Mick reads from The Underground Man, which is written in 1st person journal form and delivers a fictionalised version of the 5th Duke of Portland’s descent from eccentricity into madness. The chosen excerpt has us in stitches as we visualise the aging Duke, who has taken up the hot and cold treatment of jumping directly from a hot to cold bath, running naked down the corridor to the distress of an unsuspecting maid.
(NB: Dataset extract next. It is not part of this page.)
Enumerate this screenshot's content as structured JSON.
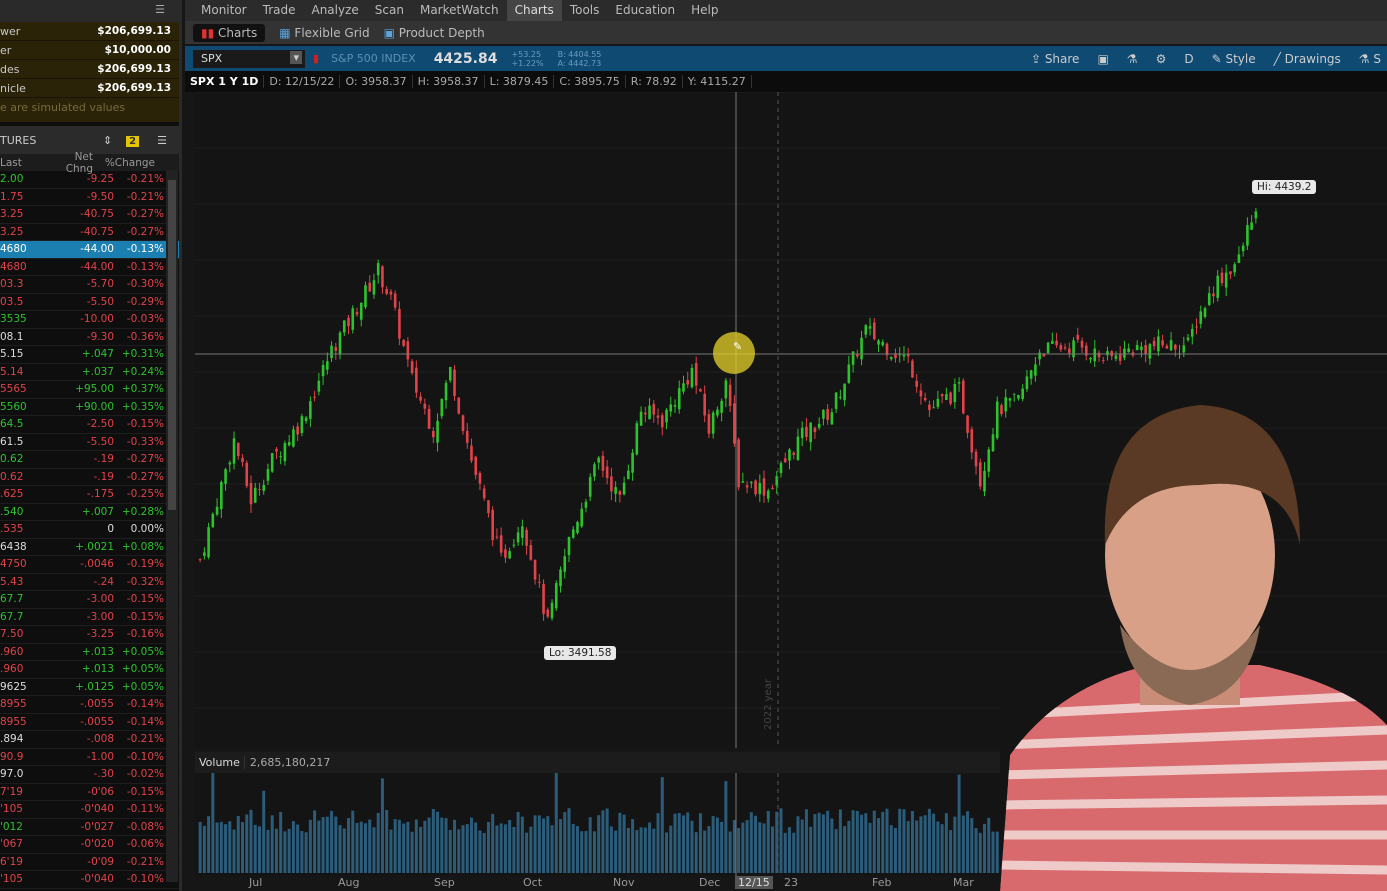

I’m delighted that Mick gives an insight into his creative process as this has always fascinated me – partly I suspect because I did not grow up in the years when creative writing was on offer at school as so retained its ‘magic’ as a dark art available to only the chosen few. So when I started to write as a child I always wondered what proper writers did to produce the words on the page, and how long it took them, whether they needed to edit or if it just landed on the page fully formed. I now know, having interviewed bestselling authors, that everyone is unique. Perhaps one of the benefits of not learning how to write gives writers this freedom to forge their own method.

It takes 4-5 years for Mick to complete a novel. He usually goes through numerous edits. I have noticed that unless a writer is able to be financially secure the whole length of their novel writing, if they write genre fiction, or if little research is required, 5 years is a standard duration for a novel to come to fruition. That is how long it took me to write Rufius.
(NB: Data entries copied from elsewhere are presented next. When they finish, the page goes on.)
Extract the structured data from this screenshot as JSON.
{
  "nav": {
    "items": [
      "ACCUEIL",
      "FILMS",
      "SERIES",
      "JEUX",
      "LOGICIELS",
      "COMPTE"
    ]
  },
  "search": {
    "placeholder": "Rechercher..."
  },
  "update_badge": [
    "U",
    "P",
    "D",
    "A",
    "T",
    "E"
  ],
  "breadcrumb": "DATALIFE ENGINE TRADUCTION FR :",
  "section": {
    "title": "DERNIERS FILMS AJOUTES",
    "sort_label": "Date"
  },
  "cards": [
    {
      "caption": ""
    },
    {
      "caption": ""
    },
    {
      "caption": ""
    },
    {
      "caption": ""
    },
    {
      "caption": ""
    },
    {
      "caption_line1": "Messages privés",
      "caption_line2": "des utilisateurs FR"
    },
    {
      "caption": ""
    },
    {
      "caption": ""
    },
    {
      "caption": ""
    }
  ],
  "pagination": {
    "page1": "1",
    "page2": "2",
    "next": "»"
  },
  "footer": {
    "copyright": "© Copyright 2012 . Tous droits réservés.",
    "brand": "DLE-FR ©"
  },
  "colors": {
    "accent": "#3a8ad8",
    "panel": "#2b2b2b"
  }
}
After the success of The Underground Man came Five boys. That was followed by a book of short stories, which Mick tells us felt like light relief after the long haul of novel writing. Haruki Murakami has commented that he often cannot surge straight into another novel and will oscillate between novel and short story writing. The Widow’s Tale was written at record speed for Mick, taking him just 1.5 years.

Then came his latest novel – Yuki Chan in Brontë CountryOriginally a screenplay and then developed into a novel, for Yuki Chan in Bronte Country, Mick interviewed many young Japanese people.

Yuki in Bronte Country

Set in Howarth, which is the only place in England where there are signs in English & Japanese due to the hoards of Japanese tourists who descend by the coach load to trudge across the Bronte country. It fascinated Mick that an entirely different culture to ours has such an interest in our culture, or an element – or rather, a mythologised element of it.

Mick drew together seemingly disparate and unrelated subject matter into a cohesive whole. The Bronte sisters, spirit photography and artificial snow melt together in Yuki Chan in Brontë Country. Mick found a place for his interest in the myths of well known people, spirit photography – ghostly shadows hovering over people in the pictures, which was popular in Victorian and Edwardian England, as well as artificial snow inspired by a chance meeting with a Japanese physicist.

Yuki, his cynical heroine, isn’t interested in the Brontës. She imagines them so bored in their country house that they dream about giving up novel writing and becoming highway women, pinch their father’s gun and hold up a stage coach.

As Mick had threatened to ask the audience questions if they did not have any for him, there were plenty of questions – ranging from his residences at the Booth Museum and London’s Science Museum, to whether he had visited Japan (which he had not). All of which he answered with the same relaxed good humour and erudite eloquence that he had delivered his talk.